Louisa Van Velsor Whitman, Head-and-Shoulders Portrait of a Woman, Facing Slightly Left

Walt Whitman is generally considered to be the most important American poet of the 19th century. Of English and Dutch ancestry, he was born on May 31, 1819, in West Hills, Long Island, New York, the second of nine children. This daguerreotype by an unidentified photographer dates from around 1855, the year that Whitman published the first edition of his major work, Leaves of Grass, and shows his mother, Louisa Van Velsor Whitman (1795–1873). Emotionally close to Louisa, Whitman once told a friend: “How much I owe her! It could not be put in a scale—weighed: it could not be measured—be even put in the best words: it can only be apprehended through the intuitions. Leaves of Grass is the flower of her temperament active in me. . . . I wonder what Leaves of Grass would have been if I had been born of some other mother." Mother and son frequently corresponded, and many of Louisa’s letters to Walt survive in U.S. research libraries.

Walt Whitman, 1819-1892

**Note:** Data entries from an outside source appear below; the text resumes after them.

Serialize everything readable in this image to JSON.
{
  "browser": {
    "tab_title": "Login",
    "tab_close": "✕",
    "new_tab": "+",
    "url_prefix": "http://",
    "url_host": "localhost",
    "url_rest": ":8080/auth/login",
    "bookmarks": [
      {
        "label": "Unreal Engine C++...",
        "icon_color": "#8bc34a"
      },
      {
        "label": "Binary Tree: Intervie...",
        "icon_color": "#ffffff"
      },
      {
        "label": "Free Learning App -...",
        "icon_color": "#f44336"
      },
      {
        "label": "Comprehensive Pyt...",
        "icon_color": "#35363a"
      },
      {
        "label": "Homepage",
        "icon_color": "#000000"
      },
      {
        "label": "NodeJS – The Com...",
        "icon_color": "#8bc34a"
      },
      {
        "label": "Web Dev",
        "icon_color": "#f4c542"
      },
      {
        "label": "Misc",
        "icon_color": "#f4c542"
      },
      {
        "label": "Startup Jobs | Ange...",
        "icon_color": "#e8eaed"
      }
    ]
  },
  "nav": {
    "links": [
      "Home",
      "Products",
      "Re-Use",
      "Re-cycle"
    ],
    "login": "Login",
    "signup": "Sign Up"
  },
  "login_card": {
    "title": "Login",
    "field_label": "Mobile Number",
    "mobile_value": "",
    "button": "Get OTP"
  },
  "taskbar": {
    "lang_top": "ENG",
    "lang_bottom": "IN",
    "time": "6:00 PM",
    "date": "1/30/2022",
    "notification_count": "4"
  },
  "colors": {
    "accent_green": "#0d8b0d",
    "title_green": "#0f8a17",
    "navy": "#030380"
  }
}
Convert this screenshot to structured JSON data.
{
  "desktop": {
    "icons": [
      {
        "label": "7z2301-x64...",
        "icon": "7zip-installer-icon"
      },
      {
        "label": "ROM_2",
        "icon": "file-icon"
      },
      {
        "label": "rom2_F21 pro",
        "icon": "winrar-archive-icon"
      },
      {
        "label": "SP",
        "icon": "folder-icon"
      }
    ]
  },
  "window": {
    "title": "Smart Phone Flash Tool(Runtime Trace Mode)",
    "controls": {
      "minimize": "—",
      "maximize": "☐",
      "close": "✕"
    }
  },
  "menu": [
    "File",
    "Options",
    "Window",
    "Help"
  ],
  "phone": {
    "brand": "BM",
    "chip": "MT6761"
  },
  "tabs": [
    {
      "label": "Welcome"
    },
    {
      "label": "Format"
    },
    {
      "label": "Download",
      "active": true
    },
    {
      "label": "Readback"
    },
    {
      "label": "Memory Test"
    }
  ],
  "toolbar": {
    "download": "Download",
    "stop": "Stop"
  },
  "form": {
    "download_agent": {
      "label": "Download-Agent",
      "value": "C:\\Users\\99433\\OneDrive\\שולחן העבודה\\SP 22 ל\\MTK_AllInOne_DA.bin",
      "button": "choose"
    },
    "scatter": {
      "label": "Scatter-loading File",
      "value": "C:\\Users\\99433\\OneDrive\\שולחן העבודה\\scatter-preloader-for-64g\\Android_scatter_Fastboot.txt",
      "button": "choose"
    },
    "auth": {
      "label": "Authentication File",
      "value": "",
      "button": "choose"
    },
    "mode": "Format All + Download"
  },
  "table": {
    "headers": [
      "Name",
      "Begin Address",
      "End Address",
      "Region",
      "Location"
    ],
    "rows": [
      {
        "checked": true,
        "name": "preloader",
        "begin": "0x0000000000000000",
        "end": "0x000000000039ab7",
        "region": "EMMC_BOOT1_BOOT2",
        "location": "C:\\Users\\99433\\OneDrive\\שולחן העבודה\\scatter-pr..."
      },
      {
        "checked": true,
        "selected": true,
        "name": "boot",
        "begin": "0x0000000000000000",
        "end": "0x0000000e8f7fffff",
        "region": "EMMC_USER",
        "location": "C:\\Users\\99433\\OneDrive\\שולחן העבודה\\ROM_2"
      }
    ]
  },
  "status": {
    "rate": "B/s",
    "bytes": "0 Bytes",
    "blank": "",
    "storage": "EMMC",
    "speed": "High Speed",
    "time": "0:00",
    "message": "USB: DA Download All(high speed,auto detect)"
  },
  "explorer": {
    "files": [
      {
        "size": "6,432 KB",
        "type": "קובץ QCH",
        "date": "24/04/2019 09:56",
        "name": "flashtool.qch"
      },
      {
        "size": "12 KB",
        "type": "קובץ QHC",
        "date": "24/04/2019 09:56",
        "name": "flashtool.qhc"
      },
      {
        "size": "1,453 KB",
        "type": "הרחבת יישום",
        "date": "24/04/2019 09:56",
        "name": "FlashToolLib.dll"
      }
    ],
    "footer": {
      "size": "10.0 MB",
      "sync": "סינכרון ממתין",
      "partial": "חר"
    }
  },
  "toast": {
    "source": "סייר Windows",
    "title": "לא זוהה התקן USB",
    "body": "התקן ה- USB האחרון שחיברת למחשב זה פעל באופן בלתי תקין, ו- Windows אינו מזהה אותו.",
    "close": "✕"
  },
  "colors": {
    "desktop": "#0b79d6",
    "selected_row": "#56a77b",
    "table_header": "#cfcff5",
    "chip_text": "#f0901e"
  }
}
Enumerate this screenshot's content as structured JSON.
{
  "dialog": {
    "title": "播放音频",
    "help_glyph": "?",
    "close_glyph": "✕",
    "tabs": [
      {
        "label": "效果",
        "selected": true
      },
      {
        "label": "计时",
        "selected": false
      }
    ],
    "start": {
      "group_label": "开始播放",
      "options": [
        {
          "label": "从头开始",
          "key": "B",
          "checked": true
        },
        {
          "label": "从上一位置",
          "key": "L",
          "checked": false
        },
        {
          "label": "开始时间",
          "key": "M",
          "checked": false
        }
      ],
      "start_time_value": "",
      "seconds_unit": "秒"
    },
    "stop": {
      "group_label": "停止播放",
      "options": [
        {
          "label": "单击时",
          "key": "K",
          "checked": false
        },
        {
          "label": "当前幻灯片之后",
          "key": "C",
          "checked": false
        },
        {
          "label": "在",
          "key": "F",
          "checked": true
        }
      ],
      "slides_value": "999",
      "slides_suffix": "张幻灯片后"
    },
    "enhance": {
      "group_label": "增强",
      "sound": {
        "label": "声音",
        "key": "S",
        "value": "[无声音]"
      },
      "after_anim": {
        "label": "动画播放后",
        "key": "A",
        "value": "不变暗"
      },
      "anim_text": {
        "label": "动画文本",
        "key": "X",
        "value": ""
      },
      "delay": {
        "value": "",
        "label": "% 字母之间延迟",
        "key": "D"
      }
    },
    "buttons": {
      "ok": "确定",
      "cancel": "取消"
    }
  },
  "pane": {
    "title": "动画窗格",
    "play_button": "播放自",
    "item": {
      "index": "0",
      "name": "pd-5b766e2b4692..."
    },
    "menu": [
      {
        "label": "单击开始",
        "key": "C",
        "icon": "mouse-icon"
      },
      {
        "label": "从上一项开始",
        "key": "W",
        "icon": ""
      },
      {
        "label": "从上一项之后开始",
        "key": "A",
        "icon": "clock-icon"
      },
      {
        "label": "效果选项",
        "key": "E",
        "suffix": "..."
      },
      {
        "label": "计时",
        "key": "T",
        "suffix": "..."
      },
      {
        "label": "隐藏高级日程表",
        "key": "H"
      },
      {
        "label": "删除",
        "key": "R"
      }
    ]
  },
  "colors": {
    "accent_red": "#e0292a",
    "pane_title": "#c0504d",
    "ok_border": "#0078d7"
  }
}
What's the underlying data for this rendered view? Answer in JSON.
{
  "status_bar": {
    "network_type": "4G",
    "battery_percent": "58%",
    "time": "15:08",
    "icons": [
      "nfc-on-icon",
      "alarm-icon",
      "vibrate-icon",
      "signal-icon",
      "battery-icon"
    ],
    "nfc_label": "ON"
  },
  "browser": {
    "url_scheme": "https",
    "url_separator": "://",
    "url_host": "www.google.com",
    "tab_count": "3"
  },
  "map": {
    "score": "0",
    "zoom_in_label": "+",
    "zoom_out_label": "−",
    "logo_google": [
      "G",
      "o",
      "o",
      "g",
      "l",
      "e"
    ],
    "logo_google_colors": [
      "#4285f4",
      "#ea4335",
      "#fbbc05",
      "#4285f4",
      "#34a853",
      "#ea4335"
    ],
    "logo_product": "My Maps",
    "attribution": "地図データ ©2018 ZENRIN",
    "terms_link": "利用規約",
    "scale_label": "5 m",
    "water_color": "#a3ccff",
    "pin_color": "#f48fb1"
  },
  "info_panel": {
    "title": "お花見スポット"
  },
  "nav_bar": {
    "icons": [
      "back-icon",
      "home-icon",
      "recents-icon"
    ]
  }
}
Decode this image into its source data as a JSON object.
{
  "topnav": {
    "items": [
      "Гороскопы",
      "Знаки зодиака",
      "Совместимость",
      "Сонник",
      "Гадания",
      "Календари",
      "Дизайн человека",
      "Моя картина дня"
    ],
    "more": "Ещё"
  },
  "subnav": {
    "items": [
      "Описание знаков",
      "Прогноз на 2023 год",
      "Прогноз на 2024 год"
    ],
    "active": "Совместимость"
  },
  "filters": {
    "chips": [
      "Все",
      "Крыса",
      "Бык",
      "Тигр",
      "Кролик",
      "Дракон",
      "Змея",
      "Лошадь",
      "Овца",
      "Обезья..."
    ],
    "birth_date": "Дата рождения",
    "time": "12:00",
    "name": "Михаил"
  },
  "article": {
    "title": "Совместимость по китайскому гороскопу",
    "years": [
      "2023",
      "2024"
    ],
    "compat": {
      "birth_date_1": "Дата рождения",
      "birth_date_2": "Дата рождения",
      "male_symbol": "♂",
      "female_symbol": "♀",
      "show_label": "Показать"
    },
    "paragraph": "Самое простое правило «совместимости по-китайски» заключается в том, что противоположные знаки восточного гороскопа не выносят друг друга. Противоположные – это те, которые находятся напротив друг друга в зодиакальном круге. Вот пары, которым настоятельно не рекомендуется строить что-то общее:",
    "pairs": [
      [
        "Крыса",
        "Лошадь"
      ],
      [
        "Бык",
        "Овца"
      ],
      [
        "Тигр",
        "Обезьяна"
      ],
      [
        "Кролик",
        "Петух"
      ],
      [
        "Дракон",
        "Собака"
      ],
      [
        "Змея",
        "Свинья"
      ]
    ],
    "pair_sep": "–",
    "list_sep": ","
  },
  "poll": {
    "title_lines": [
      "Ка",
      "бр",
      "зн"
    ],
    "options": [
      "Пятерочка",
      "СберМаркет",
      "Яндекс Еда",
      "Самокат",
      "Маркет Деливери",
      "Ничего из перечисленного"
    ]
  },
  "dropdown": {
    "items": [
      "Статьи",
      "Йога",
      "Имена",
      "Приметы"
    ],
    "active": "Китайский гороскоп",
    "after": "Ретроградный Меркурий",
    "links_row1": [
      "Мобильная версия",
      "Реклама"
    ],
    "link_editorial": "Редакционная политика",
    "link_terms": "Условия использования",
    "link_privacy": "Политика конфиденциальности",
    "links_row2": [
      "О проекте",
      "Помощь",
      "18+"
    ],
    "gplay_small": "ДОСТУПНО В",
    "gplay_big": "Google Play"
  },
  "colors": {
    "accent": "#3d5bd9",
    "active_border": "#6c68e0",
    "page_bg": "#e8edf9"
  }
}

The American poet Walt Whitman used this three-quarter length portrait of himself as the frontispiece in the first edition of his major work, Leaves of Grass, published in 1855. It shows the 37-year old Whitman in laborer's clothes. Known as "the carpenter," the image is an icon of the American poet as "one of the roughs," or Everyman. Subsequent editions of Leaves of Grass depicted different Whitmans, ever more sophisticated and venerable. The elderly Whitman in 1891 reverted to an image of a young and urbane self, taken in Boston when he was working on the 1860 edition of the book. This work is a steel engraving by Samuel Hollyer (1826-1919) from a lost daguerreotype by Gabriel Harrison. Whitman remarked about the portrait: "The worst thing about this is, that I look so damned flamboyant—as if I was hurling bolts at somebody—full of mad oaths—saying defiantly, to hell with you!" He also worried about the portrait because "many people think the dominant quality in Harrison's picture is its sadness," but he nevertheless liked the portrait. It also appeared in the 1856 edition of Leaves, in the 1876 one, and in other subsequent editions.